A Man of Vision and Purpose

williams seatedThe Franklin H. Williams Judicial Commission is named in honor of the distinguished attorney and civil rights leader, Franklin H. Williams. In 1988, Chief Judge Sol Wachtler appointed Mr. Williams chair of the New York State Judicial Commission on Minorities responsible for conducting extensive research on the perception and treatment of minorities in the court system.

A Native New Yorker, Mr. Williams received his law degree from Fordham University in 1945. He served as an assistant counsel to Thurgood Marshall, special counsel to the National Association for the Advancement of Colored People ("N.A.A.C.P.") From 1950 to 1959, Mr. Williams was the Director of the west coast N.A.A.C.P and was credited with major inroads in the civil rights movement involving cases on school desegregation and restrictive covenants.

Mr. Williams was also instrumental in the development of the Peace Corps and eventually became the Peace Corps Regional Director for Africa. The Peace Corps currently honors his memory with the Franklin H. Williams Awards given thus far to over 90 outstanding returned Peace Corps Volunteers.

Franklin H. Williams went on to serve as the United States Ambassador to Ghana.
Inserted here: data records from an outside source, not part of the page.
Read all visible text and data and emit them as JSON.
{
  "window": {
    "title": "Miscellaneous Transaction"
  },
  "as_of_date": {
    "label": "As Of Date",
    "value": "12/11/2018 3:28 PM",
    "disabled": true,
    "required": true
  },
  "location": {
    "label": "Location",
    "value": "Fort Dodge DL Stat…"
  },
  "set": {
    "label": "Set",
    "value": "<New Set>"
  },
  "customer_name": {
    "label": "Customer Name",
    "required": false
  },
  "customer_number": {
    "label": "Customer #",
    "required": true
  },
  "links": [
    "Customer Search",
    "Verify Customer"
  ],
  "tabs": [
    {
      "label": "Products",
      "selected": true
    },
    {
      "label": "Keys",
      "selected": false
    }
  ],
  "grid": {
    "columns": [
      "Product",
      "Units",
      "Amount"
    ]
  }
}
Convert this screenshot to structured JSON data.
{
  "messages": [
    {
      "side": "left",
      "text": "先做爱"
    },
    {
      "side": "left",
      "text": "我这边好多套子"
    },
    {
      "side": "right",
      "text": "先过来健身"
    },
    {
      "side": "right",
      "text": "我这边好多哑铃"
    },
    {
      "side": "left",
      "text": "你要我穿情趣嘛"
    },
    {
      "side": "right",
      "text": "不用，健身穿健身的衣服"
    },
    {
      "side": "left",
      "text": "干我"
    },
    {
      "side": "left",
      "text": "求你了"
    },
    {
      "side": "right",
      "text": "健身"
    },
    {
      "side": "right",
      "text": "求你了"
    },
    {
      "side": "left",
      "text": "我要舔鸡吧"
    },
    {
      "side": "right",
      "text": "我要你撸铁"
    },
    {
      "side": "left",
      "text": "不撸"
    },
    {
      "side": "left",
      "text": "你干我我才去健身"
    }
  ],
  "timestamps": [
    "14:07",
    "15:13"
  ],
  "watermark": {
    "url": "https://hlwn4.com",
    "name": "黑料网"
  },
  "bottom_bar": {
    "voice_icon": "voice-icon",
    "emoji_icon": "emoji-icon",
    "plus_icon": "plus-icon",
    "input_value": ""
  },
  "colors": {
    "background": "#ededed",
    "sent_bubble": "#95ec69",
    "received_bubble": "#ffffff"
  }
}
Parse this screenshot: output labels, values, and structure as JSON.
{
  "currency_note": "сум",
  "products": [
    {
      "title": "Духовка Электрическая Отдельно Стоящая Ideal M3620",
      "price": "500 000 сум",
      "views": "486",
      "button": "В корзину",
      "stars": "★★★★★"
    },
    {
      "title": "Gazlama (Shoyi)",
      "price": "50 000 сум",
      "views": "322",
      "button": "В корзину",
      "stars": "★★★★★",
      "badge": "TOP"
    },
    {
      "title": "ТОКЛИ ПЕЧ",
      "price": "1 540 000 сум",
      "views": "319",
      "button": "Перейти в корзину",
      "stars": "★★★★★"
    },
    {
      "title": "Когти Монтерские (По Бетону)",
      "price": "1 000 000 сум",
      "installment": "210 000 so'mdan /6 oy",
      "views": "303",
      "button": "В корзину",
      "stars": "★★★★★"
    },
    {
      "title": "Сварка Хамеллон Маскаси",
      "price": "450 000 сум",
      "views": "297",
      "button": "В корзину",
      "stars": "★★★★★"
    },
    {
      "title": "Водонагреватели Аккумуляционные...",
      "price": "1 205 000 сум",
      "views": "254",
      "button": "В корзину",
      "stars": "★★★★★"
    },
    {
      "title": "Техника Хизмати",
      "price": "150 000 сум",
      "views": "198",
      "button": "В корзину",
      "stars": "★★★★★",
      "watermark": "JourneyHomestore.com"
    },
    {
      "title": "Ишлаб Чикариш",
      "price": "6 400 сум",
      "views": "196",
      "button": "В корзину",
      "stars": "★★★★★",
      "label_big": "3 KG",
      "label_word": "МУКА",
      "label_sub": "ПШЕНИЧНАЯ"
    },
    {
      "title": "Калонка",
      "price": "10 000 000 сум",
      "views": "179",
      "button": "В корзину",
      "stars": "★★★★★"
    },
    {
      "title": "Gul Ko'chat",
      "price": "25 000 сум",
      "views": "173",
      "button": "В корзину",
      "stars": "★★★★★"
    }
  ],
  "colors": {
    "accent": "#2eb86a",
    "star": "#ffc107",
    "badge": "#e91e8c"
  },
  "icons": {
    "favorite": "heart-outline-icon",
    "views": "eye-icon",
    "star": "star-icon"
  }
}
"…as we look to the new century, creation of an atmosphere without even the appearance of racial bias must be the prime objective of our courts…we should not open the wound unless we are prepared to heal it."
— Franklin H. Williams